(Data section)

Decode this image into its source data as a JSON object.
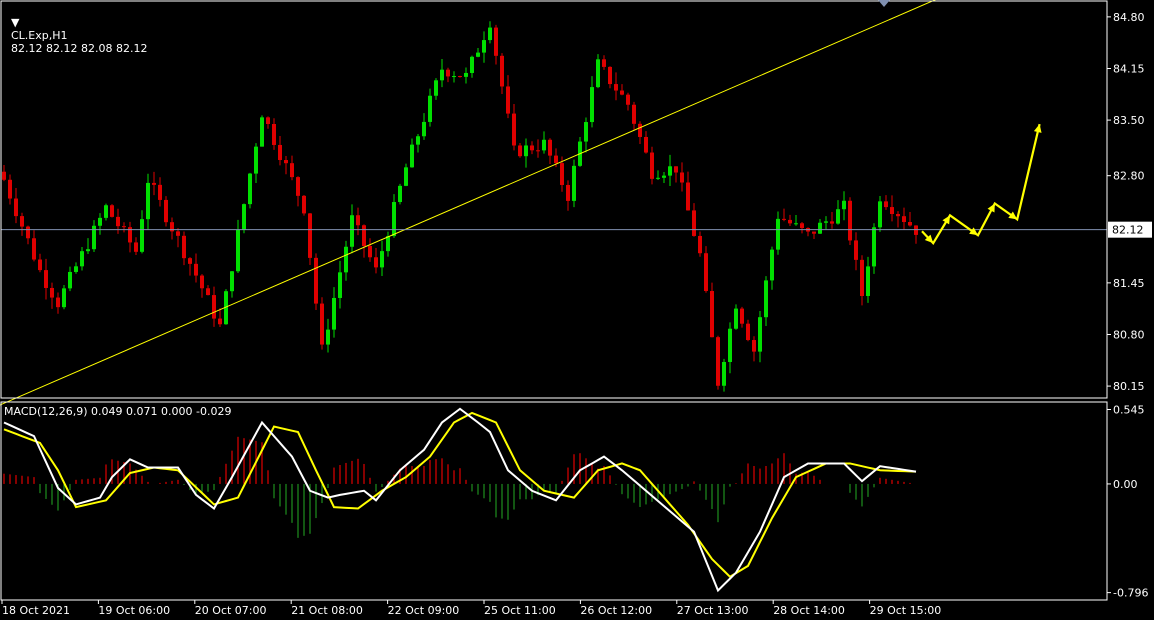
{
  "header": {
    "symbol": "CL.Exp,H1",
    "ohlc": "82.12 82.12 82.08 82.12"
  },
  "macd_panel": {
    "label": "MACD(12,26,9) 0.049 0.071 0.000 -0.029"
  },
  "colors": {
    "background": "#000000",
    "bull": "#00e000",
    "bear": "#e00000",
    "grid_border": "#ffffff",
    "trendline": "#ffff00",
    "price_line": "#8090b0",
    "macd_main": "#ffffff",
    "macd_signal": "#ffff00"
  },
  "chart_data": [
    {
      "type": "candlestick",
      "current_price": "82.12",
      "y_ticks": [
        "84.80",
        "84.15",
        "83.50",
        "82.80",
        "81.45",
        "80.80",
        "80.15"
      ],
      "ylim": [
        80.0,
        85.0
      ],
      "x_ticks": [
        "18 Oct 2021",
        "19 Oct 06:00",
        "20 Oct 07:00",
        "21 Oct 08:00",
        "22 Oct 09:00",
        "25 Oct 11:00",
        "26 Oct 12:00",
        "27 Oct 13:00",
        "28 Oct 14:00",
        "29 Oct 15:00"
      ],
      "bars": 153,
      "key_closes": [
        [
          0,
          82.75
        ],
        [
          6,
          81.6
        ],
        [
          9,
          81.2
        ],
        [
          17,
          82.4
        ],
        [
          22,
          81.85
        ],
        [
          24,
          82.75
        ],
        [
          32,
          81.55
        ],
        [
          36,
          80.9
        ],
        [
          43,
          83.6
        ],
        [
          50,
          82.4
        ],
        [
          53,
          80.6
        ],
        [
          58,
          82.25
        ],
        [
          62,
          81.6
        ],
        [
          67,
          82.9
        ],
        [
          73,
          84.15
        ],
        [
          77,
          84.05
        ],
        [
          81,
          84.75
        ],
        [
          85,
          83.1
        ],
        [
          90,
          83.2
        ],
        [
          94,
          82.55
        ],
        [
          99,
          84.2
        ],
        [
          104,
          83.7
        ],
        [
          108,
          82.85
        ],
        [
          112,
          82.9
        ],
        [
          116,
          81.8
        ],
        [
          119,
          80.2
        ],
        [
          122,
          81.2
        ],
        [
          125,
          80.6
        ],
        [
          129,
          82.3
        ],
        [
          134,
          82.05
        ],
        [
          140,
          82.4
        ],
        [
          143,
          81.3
        ],
        [
          146,
          82.55
        ],
        [
          152,
          82.12
        ]
      ],
      "trendline": {
        "start": [
          -5,
          79.77
        ],
        "end": [
          170,
          85.5
        ]
      },
      "forecast_arrows": [
        [
          0,
          82.1
        ],
        [
          2,
          81.95
        ],
        [
          5,
          82.3
        ],
        [
          10,
          82.05
        ],
        [
          13,
          82.45
        ],
        [
          17,
          82.25
        ],
        [
          21,
          83.45
        ]
      ]
    },
    {
      "type": "line",
      "title": "MACD(12,26,9) 0.049 0.071 0.000 -0.029",
      "y_ticks": [
        "0.545",
        "0.00",
        "-0.796"
      ],
      "ylim": [
        -0.85,
        0.6
      ],
      "series": [
        {
          "key": "main",
          "points": [
            [
              0,
              0.45
            ],
            [
              5,
              0.35
            ],
            [
              9,
              -0.03
            ],
            [
              12,
              -0.15
            ],
            [
              16,
              -0.1
            ],
            [
              18,
              0.05
            ],
            [
              21,
              0.18
            ],
            [
              24,
              0.12
            ],
            [
              29,
              0.12
            ],
            [
              32,
              -0.08
            ],
            [
              35,
              -0.18
            ],
            [
              38,
              0.05
            ],
            [
              43,
              0.45
            ],
            [
              48,
              0.2
            ],
            [
              51,
              -0.05
            ],
            [
              54,
              -0.1
            ],
            [
              56,
              -0.08
            ],
            [
              60,
              -0.05
            ],
            [
              62,
              -0.12
            ],
            [
              66,
              0.1
            ],
            [
              70,
              0.25
            ],
            [
              73,
              0.45
            ],
            [
              76,
              0.55
            ],
            [
              79,
              0.45
            ],
            [
              81,
              0.38
            ],
            [
              84,
              0.1
            ],
            [
              88,
              -0.05
            ],
            [
              92,
              -0.12
            ],
            [
              96,
              0.1
            ],
            [
              100,
              0.2
            ],
            [
              103,
              0.1
            ],
            [
              107,
              -0.05
            ],
            [
              111,
              -0.2
            ],
            [
              115,
              -0.35
            ],
            [
              119,
              -0.78
            ],
            [
              122,
              -0.65
            ],
            [
              126,
              -0.35
            ],
            [
              130,
              0.05
            ],
            [
              134,
              0.15
            ],
            [
              140,
              0.15
            ],
            [
              143,
              0.02
            ],
            [
              146,
              0.13
            ],
            [
              152,
              0.09
            ]
          ]
        },
        {
          "key": "signal",
          "points": [
            [
              0,
              0.4
            ],
            [
              6,
              0.3
            ],
            [
              9,
              0.1
            ],
            [
              12,
              -0.17
            ],
            [
              17,
              -0.12
            ],
            [
              21,
              0.08
            ],
            [
              25,
              0.12
            ],
            [
              29,
              0.1
            ],
            [
              35,
              -0.15
            ],
            [
              39,
              -0.1
            ],
            [
              45,
              0.42
            ],
            [
              49,
              0.38
            ],
            [
              52,
              0.1
            ],
            [
              55,
              -0.17
            ],
            [
              59,
              -0.18
            ],
            [
              63,
              -0.05
            ],
            [
              67,
              0.05
            ],
            [
              71,
              0.2
            ],
            [
              75,
              0.45
            ],
            [
              78,
              0.52
            ],
            [
              82,
              0.45
            ],
            [
              86,
              0.1
            ],
            [
              90,
              -0.05
            ],
            [
              95,
              -0.1
            ],
            [
              99,
              0.1
            ],
            [
              103,
              0.15
            ],
            [
              106,
              0.1
            ],
            [
              110,
              -0.1
            ],
            [
              114,
              -0.3
            ],
            [
              118,
              -0.55
            ],
            [
              121,
              -0.68
            ],
            [
              124,
              -0.6
            ],
            [
              128,
              -0.25
            ],
            [
              132,
              0.05
            ],
            [
              137,
              0.15
            ],
            [
              141,
              0.15
            ],
            [
              146,
              0.1
            ],
            [
              152,
              0.09
            ]
          ]
        }
      ]
    }
  ]
}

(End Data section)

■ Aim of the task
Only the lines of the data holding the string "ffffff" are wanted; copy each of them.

■ Result for this exercise
    "grid_border": "#ffffff",
    "macd_main": "#ffffff",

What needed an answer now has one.